-- Opening Marker --

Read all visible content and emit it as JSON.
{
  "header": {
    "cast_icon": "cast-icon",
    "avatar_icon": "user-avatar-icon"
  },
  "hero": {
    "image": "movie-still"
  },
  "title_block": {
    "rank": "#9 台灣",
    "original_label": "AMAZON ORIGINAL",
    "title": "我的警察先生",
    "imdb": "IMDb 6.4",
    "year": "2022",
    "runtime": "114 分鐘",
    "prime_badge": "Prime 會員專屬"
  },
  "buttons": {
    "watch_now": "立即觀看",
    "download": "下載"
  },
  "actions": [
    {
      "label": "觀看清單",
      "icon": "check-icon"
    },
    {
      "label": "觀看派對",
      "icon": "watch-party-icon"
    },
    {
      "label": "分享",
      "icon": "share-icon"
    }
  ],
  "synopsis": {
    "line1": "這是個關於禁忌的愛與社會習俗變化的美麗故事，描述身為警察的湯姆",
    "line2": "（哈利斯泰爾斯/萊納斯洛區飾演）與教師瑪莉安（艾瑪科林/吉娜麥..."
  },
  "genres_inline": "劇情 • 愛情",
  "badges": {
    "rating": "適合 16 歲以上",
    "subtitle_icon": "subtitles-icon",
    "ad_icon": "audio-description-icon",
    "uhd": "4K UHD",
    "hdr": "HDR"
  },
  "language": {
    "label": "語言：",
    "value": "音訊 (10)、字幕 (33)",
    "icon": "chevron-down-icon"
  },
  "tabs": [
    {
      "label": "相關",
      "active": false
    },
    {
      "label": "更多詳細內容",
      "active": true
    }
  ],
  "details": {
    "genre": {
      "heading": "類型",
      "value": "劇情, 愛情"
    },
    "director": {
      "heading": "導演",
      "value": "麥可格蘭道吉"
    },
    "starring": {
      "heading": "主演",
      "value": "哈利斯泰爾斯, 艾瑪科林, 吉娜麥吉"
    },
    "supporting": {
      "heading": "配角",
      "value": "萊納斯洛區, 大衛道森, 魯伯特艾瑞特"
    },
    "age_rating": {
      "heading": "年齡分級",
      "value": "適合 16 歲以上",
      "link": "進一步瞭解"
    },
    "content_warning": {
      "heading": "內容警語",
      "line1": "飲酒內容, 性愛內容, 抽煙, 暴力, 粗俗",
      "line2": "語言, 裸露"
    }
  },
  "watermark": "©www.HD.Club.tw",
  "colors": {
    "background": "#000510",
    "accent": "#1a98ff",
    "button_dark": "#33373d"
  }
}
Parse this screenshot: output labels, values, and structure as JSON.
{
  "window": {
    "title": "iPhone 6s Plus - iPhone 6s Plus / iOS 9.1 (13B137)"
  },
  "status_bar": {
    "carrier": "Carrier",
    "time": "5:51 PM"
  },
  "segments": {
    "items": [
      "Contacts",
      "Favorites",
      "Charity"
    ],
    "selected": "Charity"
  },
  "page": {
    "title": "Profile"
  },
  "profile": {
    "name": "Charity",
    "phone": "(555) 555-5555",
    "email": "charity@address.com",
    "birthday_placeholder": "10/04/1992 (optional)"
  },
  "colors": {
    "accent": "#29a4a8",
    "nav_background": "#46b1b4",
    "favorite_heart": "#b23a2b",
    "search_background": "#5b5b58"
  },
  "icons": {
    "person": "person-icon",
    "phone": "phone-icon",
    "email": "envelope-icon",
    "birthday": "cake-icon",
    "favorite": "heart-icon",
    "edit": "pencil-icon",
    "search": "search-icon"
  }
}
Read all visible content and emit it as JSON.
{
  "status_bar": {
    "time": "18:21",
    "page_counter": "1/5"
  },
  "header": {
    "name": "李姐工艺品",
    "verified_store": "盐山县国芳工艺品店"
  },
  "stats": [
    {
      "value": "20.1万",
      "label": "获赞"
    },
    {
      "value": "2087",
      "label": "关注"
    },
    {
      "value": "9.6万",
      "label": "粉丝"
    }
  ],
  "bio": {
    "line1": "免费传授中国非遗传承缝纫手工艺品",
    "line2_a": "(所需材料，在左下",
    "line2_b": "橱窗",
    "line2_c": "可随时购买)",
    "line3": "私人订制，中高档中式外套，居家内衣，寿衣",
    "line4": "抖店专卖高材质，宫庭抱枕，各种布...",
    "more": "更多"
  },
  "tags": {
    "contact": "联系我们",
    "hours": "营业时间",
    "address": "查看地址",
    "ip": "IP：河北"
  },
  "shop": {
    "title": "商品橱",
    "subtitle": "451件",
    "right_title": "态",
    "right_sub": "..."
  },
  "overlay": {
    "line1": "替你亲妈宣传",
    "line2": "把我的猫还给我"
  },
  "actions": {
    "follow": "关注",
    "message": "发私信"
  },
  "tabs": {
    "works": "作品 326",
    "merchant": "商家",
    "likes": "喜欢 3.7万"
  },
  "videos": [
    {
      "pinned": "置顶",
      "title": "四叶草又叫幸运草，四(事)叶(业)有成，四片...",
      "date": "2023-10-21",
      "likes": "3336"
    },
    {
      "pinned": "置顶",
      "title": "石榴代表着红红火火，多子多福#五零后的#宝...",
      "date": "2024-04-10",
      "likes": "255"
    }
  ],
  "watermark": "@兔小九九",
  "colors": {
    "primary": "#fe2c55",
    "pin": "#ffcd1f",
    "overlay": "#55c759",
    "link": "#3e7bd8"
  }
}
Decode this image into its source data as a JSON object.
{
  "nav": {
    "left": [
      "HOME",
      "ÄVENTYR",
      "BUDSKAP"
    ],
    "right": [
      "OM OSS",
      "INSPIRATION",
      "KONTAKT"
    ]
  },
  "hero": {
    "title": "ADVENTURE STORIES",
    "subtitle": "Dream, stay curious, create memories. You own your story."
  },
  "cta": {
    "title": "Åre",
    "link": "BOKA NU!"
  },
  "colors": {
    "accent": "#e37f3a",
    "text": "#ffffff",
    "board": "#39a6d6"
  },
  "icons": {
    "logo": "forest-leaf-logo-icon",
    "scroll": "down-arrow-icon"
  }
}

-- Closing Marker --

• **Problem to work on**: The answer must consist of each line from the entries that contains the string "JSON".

• **Answer space**:
Read all visible content and emit it as JSON.
Parse this screenshot: output labels, values, and structure as JSON.
Read all visible content and emit it as JSON.
Decode this image into its source data as a JSON object.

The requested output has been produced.